Saudi Arabia: Women no longer need to use separate entrances from men at restaurants
Women in Saudi Arabia will no longer need to use separate entrances from men or sit behind partitions at restaurants, in the latest loosening of gender-based restrictions in the ultraconservative Muslim kingdom.
The restrictions had already been quietly eased in practice, with many restaurants, cafes and other meeting places no longer enforcing segregation.
The decision was quietly announced on Sunday in a lengthy and technically worded statement by the municipal and rural affairs ministry.
While the requirement has been removed, it is unclear whether most restaurants or cafes will go ahead with the change.
Across Saudi Arabia, the norm has been that unrelated men and women are not permitted to mix in public. Government-run schools and most public universities remain segregated, as are most Saudi weddings.
A series of sweeping social reforms in Saudi Arabia has been accompanied by an intensified crackdown on dissent.

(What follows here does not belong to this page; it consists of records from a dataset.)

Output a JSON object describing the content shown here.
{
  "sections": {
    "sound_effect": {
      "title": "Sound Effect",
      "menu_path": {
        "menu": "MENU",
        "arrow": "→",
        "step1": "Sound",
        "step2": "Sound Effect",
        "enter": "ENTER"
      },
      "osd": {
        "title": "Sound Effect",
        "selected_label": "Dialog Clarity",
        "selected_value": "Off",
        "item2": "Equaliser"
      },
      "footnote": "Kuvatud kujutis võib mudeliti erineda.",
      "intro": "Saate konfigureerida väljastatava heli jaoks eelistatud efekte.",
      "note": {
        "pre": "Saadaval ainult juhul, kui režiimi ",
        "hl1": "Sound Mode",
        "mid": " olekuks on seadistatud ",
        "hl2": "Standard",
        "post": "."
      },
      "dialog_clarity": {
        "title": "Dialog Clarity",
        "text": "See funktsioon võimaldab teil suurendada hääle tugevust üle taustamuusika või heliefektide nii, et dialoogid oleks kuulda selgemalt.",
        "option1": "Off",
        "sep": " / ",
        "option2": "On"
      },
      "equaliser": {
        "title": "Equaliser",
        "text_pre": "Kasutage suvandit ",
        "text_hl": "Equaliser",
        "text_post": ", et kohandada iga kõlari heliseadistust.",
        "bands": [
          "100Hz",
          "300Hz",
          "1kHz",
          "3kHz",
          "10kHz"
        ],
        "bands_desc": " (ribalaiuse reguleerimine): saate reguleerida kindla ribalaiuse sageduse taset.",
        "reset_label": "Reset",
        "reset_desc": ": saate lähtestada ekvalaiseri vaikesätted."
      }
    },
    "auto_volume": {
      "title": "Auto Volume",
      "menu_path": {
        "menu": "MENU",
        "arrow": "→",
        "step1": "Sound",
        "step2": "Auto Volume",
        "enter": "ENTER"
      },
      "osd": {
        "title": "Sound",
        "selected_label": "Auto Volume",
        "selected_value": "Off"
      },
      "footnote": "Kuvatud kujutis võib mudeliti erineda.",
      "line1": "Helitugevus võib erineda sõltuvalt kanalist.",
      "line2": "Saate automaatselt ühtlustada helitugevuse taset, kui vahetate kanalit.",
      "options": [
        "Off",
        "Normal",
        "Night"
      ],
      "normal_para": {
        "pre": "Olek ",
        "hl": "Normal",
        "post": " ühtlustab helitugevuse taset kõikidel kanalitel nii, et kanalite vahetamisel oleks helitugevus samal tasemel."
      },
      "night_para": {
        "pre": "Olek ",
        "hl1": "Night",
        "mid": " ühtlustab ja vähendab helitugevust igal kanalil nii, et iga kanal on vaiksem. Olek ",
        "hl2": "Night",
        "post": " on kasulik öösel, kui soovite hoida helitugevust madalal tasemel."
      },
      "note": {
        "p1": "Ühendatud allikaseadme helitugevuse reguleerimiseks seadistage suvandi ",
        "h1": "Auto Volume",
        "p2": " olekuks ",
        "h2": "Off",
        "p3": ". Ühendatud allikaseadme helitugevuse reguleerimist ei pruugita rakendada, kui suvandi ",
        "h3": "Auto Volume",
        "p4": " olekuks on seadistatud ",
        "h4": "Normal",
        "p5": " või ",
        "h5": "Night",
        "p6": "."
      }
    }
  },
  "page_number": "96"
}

In 2017, women were allowed entry into sports stadiums in family designated sections, while a year later they were also given the right to drive.
⚽??♀️For the first time Saudi women and girls attended a soccer match at a stadium after the kingdom lifted a ban on them attending. The move is part of Saudi Arabia's drive to grant women greater rights, with women being allowed to drive from June for the first time. pic.twitter.com/NiSIIhu058
— Behind The News (@Behind__News) January 13, 2018
This August, a further ban was lifted to allow women to apply for a passport and travel without first obtaining the permission of their male guardian.